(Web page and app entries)
______________________________

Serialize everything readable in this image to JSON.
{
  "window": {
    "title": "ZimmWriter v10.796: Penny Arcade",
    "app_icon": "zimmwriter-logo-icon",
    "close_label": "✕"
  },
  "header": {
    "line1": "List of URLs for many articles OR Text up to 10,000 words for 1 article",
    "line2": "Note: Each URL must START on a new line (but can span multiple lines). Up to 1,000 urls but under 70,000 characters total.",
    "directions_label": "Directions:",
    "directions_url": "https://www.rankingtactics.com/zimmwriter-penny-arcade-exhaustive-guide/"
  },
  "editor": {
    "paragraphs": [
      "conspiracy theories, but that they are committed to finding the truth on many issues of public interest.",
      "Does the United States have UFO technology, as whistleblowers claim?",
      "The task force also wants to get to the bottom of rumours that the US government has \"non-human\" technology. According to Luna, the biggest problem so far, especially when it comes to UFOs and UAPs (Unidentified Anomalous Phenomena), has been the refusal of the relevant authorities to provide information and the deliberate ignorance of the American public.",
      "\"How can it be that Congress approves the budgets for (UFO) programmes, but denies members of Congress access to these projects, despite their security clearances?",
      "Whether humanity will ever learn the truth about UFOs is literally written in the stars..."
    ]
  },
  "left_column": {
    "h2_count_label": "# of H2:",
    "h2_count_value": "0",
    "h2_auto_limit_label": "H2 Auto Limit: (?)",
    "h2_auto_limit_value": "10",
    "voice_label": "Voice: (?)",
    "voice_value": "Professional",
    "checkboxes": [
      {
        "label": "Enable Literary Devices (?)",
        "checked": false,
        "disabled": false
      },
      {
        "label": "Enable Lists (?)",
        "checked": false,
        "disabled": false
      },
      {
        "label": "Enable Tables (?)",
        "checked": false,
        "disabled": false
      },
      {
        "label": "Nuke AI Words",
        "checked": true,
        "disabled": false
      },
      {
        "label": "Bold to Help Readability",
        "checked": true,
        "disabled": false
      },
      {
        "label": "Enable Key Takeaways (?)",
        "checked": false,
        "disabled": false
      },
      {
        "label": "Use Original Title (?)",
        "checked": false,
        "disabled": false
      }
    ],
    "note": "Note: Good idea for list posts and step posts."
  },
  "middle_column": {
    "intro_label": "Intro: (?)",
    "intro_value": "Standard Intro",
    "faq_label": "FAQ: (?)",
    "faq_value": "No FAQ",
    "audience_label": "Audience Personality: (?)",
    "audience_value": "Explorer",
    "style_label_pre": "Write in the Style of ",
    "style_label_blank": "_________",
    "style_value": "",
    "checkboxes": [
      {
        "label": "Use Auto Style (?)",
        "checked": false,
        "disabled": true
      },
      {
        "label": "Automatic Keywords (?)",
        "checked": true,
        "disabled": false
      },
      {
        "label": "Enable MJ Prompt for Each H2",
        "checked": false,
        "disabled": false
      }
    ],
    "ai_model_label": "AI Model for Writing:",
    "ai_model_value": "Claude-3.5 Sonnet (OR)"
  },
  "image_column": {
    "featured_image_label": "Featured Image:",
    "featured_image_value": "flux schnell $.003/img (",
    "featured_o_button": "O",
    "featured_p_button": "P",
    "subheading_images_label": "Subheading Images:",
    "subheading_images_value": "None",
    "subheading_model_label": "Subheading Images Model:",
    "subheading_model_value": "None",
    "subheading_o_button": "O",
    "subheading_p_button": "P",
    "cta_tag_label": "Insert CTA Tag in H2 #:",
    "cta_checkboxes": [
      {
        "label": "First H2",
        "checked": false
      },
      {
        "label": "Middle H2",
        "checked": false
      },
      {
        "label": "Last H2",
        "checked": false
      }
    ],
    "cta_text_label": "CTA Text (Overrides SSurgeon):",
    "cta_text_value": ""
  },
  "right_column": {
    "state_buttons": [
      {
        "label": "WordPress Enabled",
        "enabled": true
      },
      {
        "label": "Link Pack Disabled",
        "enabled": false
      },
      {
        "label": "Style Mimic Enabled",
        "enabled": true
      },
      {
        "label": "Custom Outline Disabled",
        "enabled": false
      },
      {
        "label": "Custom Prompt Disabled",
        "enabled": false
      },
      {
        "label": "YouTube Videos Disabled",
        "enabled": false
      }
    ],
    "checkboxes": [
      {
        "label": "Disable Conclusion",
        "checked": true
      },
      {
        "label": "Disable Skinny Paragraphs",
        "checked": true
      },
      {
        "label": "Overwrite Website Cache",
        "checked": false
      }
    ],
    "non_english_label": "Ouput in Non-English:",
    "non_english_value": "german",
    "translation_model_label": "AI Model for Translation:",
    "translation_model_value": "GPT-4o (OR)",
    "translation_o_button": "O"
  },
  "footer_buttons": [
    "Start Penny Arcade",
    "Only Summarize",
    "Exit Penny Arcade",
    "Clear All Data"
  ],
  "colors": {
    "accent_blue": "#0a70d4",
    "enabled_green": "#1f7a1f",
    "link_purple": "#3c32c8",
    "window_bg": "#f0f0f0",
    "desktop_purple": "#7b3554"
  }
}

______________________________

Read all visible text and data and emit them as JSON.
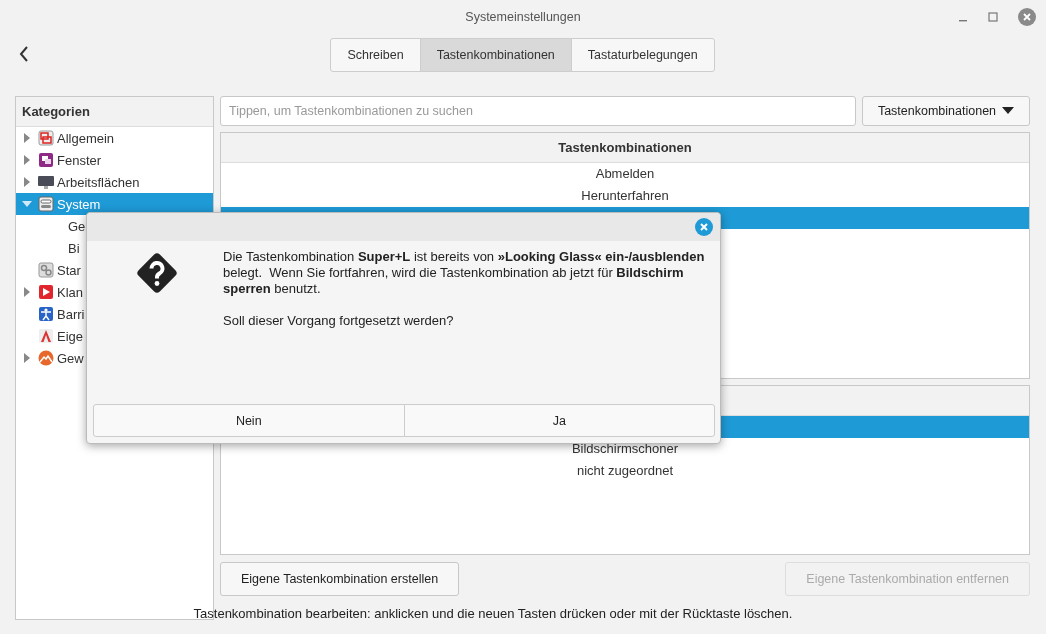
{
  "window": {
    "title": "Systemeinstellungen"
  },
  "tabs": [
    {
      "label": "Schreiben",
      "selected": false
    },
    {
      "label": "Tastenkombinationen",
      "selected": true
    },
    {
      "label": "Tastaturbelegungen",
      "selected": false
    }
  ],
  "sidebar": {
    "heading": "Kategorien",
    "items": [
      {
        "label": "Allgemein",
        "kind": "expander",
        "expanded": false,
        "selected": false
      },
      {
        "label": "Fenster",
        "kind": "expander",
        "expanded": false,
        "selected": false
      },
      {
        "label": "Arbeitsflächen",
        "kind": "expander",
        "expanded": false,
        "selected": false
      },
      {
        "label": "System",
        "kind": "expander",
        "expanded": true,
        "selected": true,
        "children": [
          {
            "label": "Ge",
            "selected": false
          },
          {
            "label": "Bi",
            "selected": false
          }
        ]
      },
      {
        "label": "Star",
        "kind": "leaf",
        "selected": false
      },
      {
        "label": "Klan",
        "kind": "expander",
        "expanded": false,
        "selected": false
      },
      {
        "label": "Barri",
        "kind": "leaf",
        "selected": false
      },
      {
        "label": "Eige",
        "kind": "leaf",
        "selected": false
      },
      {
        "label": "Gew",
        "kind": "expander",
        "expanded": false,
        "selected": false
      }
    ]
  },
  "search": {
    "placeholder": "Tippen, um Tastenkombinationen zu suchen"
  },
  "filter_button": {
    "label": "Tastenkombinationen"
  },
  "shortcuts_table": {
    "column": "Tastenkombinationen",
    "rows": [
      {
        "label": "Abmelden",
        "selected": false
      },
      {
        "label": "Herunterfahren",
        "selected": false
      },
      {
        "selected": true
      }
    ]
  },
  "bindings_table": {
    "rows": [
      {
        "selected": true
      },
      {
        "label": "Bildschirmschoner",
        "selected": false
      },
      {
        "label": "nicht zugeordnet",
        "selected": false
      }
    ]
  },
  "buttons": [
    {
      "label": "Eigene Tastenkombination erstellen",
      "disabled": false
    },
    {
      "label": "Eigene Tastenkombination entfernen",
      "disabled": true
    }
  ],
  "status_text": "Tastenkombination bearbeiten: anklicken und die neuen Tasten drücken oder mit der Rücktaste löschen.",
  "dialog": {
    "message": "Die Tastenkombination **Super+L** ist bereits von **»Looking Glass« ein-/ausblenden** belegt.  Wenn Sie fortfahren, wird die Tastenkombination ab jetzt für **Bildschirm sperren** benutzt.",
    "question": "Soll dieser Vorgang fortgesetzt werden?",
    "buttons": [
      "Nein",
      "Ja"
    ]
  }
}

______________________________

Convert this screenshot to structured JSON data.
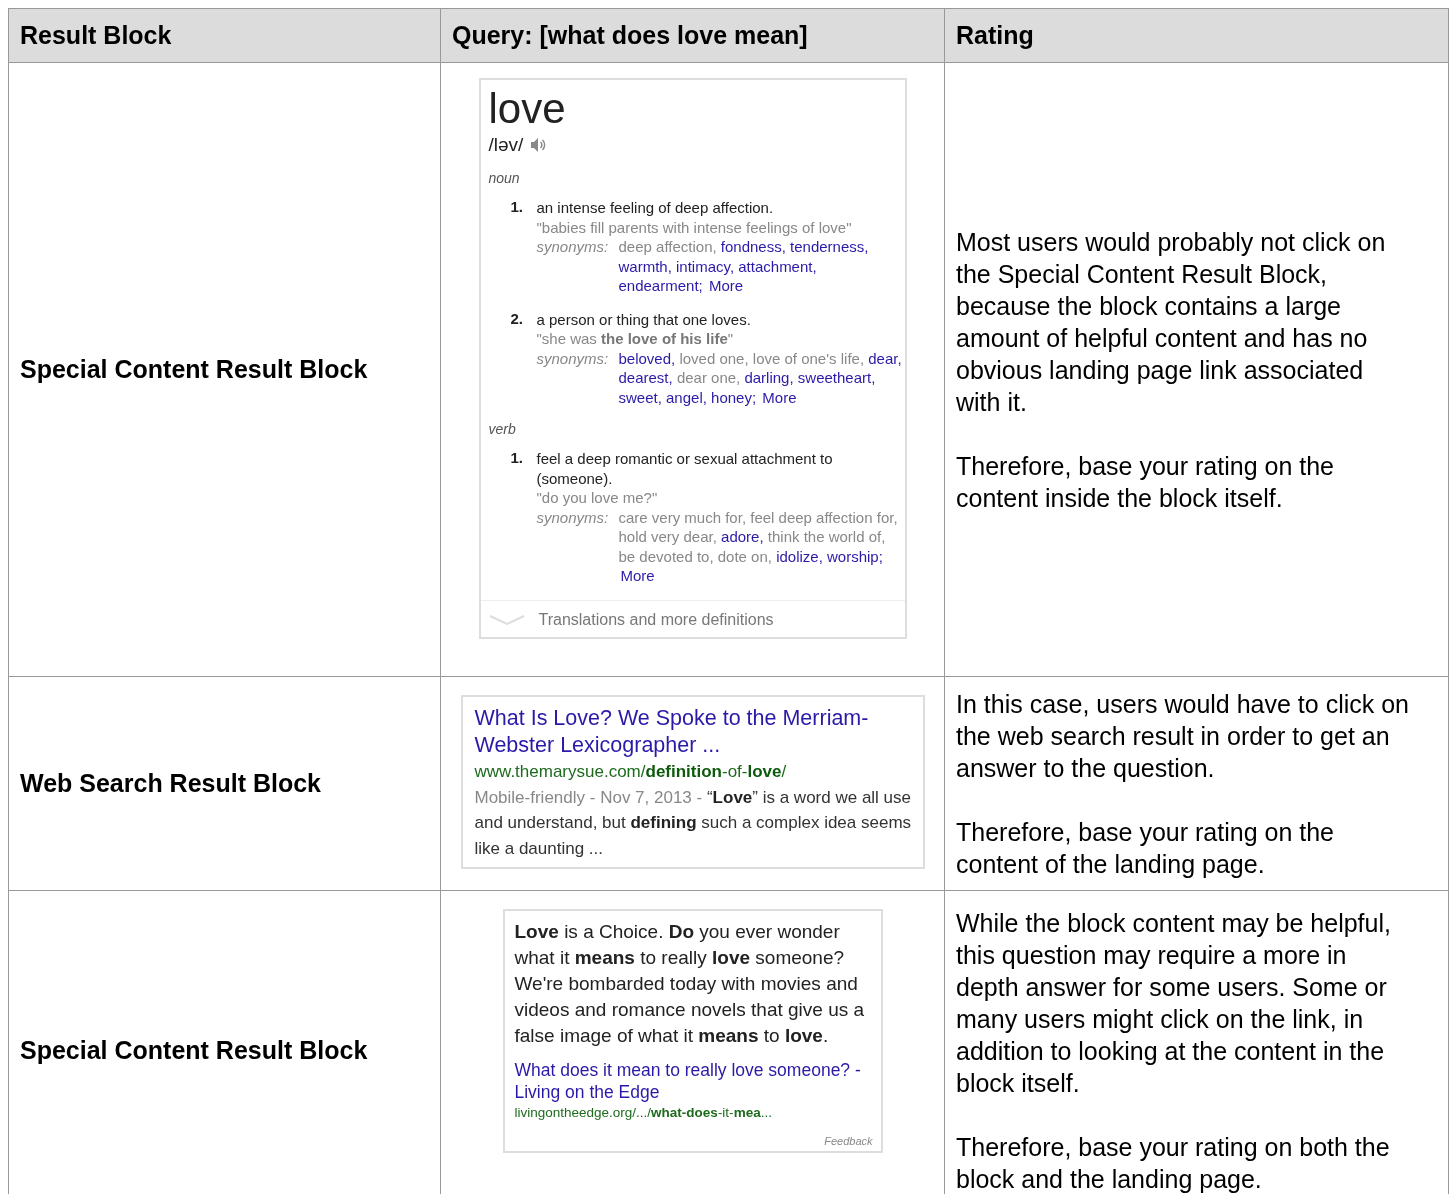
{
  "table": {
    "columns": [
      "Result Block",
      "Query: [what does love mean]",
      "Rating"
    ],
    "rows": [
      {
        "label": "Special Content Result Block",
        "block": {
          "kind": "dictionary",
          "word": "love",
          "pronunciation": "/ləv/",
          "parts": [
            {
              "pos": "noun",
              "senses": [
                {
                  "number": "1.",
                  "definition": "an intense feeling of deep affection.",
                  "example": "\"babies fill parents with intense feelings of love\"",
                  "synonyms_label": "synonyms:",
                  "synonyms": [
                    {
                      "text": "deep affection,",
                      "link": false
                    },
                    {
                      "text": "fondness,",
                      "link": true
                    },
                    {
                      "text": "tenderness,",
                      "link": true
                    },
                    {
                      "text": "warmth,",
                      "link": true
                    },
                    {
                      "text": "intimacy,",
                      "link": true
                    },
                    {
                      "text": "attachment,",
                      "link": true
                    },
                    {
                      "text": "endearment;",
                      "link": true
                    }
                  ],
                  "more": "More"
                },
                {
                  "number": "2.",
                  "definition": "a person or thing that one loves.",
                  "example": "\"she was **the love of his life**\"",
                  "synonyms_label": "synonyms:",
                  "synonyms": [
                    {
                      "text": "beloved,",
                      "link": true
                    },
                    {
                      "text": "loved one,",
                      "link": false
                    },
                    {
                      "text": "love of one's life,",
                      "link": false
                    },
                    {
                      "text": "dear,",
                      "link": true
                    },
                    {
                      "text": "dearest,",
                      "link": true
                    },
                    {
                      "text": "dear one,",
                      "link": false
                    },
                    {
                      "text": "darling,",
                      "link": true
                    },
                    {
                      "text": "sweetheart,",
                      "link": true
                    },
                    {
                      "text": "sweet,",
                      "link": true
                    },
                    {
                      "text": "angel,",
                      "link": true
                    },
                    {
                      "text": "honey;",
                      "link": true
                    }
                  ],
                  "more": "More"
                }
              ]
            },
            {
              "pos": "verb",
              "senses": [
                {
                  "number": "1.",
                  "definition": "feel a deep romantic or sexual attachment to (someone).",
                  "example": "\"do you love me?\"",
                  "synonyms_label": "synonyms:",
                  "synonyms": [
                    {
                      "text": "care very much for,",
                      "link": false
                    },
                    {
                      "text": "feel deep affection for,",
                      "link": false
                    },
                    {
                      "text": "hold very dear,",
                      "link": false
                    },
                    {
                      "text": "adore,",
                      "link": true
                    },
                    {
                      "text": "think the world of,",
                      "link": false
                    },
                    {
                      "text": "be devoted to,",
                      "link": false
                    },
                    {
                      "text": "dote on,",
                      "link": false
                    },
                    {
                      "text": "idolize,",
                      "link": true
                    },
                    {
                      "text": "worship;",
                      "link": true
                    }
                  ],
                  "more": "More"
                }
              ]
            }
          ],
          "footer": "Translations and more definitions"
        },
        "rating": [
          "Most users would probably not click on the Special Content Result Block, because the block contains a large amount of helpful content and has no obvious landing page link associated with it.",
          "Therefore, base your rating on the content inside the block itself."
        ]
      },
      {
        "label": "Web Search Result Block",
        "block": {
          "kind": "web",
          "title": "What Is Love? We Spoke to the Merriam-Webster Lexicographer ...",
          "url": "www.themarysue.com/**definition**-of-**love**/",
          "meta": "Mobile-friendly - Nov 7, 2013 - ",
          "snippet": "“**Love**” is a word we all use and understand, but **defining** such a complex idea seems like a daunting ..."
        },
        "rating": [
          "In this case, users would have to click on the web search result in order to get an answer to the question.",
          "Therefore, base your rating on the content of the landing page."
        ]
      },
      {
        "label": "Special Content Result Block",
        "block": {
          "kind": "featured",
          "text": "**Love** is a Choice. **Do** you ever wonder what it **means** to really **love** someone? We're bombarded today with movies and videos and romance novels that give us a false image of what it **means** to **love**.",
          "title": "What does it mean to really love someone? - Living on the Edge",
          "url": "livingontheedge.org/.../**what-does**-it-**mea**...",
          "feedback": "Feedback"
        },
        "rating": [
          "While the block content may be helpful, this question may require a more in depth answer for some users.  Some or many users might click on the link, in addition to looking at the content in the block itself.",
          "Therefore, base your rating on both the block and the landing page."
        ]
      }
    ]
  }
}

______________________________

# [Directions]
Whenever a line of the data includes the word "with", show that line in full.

# [Exercise solution]
                  "example": "\"babies fill parents with intense feelings of love\"",
          "Most users would probably not click on the Special Content Result Block, because the block contains a large amount of helpful content and has no obvious landing page link associated with it.",
          "text": "**Love** is a Choice. **Do** you ever wonder what it **means** to really **love** someone? We're bombarded today with movies and videos and romance novels that give us a false image of what it **means** to **love**.",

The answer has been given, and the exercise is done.